» **PROBLEM TO WORK ON**
Go over the material below and report every line that contains the word "value".

» **MATERIALS PROVIDED**

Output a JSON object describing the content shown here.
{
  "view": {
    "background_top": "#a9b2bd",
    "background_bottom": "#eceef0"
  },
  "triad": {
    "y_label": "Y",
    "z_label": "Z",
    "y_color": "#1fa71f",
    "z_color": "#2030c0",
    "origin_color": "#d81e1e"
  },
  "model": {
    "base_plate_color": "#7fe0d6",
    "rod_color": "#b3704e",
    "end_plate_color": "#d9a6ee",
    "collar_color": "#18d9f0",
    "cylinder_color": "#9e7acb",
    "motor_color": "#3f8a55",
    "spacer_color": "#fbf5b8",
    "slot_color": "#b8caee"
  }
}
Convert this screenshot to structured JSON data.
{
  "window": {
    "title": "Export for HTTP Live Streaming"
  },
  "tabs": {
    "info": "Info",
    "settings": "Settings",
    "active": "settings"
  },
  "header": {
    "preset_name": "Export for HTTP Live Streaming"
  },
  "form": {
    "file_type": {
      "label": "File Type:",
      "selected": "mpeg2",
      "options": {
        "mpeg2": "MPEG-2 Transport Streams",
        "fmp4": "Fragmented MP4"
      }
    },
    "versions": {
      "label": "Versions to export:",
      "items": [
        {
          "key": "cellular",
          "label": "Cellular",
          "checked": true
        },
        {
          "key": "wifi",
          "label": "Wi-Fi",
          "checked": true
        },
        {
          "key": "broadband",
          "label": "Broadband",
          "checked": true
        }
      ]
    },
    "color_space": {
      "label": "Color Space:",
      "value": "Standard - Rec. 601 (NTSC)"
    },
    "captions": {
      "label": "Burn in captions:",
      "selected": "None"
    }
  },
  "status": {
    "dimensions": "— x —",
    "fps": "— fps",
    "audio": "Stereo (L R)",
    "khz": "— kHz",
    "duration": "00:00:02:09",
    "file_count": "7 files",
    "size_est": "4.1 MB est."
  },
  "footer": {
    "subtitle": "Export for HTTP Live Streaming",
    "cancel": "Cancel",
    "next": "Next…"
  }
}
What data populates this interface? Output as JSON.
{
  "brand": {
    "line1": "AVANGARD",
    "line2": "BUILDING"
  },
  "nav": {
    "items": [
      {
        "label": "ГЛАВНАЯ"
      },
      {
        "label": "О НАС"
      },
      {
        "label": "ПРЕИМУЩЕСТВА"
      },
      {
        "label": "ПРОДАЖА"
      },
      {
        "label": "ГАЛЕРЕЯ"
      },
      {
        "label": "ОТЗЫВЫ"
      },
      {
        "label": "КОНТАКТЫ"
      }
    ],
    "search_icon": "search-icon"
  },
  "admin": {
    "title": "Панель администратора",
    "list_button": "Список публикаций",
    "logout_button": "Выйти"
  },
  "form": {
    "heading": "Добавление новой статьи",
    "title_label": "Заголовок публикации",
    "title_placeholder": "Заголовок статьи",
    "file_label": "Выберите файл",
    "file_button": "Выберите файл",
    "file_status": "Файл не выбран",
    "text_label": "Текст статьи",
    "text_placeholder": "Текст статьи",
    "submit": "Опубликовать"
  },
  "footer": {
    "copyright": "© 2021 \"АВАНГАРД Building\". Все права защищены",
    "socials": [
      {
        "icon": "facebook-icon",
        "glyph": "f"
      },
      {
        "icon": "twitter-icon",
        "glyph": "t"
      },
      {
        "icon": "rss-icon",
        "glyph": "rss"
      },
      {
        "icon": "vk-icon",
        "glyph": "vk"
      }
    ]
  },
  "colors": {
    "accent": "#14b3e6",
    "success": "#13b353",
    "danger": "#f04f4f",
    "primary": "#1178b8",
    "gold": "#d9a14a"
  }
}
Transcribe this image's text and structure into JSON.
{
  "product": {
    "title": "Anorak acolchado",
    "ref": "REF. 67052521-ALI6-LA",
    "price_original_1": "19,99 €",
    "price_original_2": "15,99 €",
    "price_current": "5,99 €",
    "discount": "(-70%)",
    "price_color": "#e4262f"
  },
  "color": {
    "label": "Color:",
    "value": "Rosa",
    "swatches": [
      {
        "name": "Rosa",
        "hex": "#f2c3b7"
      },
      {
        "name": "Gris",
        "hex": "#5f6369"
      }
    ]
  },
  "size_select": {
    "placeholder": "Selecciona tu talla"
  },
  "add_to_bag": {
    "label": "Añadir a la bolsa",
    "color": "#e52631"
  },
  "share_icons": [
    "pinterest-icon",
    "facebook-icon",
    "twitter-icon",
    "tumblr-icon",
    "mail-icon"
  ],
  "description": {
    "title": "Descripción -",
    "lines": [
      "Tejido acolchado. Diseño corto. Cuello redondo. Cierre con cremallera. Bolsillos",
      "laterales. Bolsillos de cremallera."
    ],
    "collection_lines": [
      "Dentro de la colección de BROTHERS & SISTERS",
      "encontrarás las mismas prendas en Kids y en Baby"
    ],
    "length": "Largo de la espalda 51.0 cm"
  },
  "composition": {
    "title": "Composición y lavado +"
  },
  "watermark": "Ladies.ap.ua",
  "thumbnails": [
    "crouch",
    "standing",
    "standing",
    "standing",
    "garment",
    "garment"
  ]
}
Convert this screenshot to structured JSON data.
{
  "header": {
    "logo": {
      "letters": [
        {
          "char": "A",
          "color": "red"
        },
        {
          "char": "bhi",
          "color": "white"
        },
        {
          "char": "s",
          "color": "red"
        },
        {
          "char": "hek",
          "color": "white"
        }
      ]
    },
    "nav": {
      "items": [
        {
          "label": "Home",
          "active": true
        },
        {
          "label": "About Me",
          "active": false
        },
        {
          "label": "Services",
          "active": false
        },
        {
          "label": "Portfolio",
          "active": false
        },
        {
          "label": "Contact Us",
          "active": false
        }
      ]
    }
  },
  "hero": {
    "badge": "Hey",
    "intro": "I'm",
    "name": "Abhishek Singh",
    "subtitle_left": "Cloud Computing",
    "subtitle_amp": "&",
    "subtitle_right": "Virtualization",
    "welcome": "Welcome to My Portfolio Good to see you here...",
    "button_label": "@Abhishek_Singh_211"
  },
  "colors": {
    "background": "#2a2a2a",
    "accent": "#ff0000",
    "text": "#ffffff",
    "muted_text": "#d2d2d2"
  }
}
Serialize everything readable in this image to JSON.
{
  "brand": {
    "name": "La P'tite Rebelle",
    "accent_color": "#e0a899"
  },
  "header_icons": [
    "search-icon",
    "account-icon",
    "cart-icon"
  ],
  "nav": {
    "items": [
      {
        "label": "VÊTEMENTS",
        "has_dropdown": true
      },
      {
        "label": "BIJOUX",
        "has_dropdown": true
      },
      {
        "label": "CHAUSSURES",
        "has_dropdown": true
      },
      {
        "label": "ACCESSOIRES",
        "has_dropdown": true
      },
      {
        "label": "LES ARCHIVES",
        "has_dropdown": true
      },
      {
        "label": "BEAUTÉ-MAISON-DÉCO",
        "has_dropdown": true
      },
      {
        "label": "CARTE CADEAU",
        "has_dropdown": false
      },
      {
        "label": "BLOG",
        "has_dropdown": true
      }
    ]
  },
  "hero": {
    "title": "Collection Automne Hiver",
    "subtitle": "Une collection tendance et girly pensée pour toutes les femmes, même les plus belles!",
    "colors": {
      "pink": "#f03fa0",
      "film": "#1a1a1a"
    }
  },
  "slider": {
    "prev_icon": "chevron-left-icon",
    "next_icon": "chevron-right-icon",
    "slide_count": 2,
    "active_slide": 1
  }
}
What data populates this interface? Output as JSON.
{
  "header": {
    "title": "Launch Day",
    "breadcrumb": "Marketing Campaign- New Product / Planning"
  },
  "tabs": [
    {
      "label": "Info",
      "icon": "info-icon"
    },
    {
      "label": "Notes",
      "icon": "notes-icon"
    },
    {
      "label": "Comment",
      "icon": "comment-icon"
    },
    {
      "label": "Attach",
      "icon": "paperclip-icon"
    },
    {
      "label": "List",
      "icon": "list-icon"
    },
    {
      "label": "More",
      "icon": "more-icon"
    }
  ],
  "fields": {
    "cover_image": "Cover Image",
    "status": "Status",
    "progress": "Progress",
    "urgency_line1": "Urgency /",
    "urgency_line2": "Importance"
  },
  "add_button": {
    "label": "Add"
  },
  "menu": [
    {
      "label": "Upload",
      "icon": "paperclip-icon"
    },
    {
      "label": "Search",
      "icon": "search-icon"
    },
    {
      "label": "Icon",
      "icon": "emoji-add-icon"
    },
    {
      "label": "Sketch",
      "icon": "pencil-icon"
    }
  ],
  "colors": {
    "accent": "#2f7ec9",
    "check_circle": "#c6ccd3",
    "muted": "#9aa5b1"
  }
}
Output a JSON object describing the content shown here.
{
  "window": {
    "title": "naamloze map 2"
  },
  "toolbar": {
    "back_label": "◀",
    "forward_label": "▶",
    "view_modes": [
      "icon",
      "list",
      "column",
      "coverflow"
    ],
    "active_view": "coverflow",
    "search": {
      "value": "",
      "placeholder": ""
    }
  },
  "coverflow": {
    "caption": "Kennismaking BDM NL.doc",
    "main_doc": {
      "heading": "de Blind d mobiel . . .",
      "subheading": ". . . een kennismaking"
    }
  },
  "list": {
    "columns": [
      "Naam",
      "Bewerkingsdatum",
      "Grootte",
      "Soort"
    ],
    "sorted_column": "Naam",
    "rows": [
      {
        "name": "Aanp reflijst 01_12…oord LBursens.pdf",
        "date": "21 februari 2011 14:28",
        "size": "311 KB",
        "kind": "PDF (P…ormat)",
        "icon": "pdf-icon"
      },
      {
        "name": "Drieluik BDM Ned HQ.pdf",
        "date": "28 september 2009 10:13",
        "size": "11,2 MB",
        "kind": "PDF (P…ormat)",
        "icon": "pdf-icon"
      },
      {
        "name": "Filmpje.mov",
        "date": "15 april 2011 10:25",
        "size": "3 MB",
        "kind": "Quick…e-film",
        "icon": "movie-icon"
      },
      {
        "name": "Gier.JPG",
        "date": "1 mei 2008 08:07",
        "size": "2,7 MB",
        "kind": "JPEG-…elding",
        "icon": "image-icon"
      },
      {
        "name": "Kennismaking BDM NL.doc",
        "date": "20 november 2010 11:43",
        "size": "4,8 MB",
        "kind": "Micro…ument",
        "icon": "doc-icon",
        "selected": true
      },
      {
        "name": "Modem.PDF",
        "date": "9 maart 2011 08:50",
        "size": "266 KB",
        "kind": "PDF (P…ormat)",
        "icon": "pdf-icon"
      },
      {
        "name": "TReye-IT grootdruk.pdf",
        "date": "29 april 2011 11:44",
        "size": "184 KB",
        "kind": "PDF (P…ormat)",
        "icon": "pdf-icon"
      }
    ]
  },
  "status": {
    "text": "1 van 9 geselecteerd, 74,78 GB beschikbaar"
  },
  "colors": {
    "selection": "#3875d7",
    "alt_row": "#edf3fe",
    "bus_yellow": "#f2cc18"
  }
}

» **RESPONSE BOX**
      "value": "Standard - Rec. 601 (NTSC)"
    "value": "Rosa",
      "value": "",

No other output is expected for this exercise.